Dataset extract:
######

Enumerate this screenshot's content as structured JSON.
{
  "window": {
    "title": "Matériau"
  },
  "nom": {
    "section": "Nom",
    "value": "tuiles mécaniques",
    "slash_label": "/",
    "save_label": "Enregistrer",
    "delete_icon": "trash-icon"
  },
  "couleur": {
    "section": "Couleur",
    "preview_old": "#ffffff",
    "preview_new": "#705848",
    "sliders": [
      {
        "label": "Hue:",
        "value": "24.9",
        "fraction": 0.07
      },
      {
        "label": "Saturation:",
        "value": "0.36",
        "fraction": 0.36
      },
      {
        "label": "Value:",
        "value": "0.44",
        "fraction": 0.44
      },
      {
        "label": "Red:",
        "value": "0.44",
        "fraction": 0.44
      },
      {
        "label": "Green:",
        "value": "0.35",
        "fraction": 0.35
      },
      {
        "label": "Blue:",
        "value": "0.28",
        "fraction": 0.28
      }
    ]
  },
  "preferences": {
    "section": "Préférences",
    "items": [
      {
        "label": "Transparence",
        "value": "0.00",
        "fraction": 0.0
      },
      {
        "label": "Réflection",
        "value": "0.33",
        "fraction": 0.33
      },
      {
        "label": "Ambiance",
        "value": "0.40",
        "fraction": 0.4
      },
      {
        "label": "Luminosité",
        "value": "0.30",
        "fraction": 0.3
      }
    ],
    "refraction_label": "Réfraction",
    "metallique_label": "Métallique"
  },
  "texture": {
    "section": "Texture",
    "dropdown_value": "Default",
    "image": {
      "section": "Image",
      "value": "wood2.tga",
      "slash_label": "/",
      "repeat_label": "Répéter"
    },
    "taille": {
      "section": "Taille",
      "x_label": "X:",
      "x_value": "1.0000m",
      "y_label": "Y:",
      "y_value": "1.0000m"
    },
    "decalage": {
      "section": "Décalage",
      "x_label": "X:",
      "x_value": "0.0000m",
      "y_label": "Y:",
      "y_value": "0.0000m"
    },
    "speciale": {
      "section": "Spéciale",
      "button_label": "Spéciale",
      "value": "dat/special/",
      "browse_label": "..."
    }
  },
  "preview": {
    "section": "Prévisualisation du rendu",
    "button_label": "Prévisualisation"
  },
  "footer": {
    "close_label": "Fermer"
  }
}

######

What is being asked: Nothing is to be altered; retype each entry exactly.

Output for this task:
Enumerate this screenshot's content as structured JSON.
{
  "window": {
    "title": "Matériau"
  },
  "nom": {
    "section": "Nom",
    "value": "tuiles mécaniques",
    "slash_label": "/",
    "save_label": "Enregistrer",
    "delete_icon": "trash-icon"
  },
  "couleur": {
    "section": "Couleur",
    "preview_old": "#ffffff",
    "preview_new": "#705848",
    "sliders": [
      {
        "label": "Hue:",
        "value": "24.9",
        "fraction": 0.07
      },
      {
        "label": "Saturation:",
        "value": "0.36",
        "fraction": 0.36
      },
      {
        "label": "Value:",
        "value": "0.44",
        "fraction": 0.44
      },
      {
        "label": "Red:",
        "value": "0.44",
        "fraction": 0.44
      },
      {
        "label": "Green:",
        "value": "0.35",
        "fraction": 0.35
      },
      {
        "label": "Blue:",
        "value": "0.28",
        "fraction": 0.28
      }
    ]
  },
  "preferences": {
    "section": "Préférences",
    "items": [
      {
        "label": "Transparence",
        "value": "0.00",
        "fraction": 0.0
      },
      {
        "label": "Réflection",
        "value": "0.33",
        "fraction": 0.33
      },
      {
        "label": "Ambiance",
        "value": "0.40",
        "fraction": 0.4
      },
      {
        "label": "Luminosité",
        "value": "0.30",
        "fraction": 0.3
      }
    ],
    "refraction_label": "Réfraction",
    "metallique_label": "Métallique"
  },
  "texture": {
    "section": "Texture",
    "dropdown_value": "Default",
    "image": {
      "section": "Image",
      "value": "wood2.tga",
      "slash_label": "/",
      "repeat_label": "Répéter"
    },
    "taille": {
      "section": "Taille",
      "x_label": "X:",
      "x_value": "1.0000m",
      "y_label": "Y:",
      "y_value": "1.0000m"
    },
    "decalage": {
      "section": "Décalage",
      "x_label": "X:",
      "x_value": "0.0000m",
      "y_label": "Y:",
      "y_value": "0.0000m"
    },
    "speciale": {
      "section": "Spéciale",
      "button_label": "Spéciale",
      "value": "dat/special/",
      "browse_label": "..."
    }
  },
  "preview": {
    "section": "Prévisualisation du rendu",
    "button_label": "Prévisualisation"
  },
  "footer": {
    "close_label": "Fermer"
  }
}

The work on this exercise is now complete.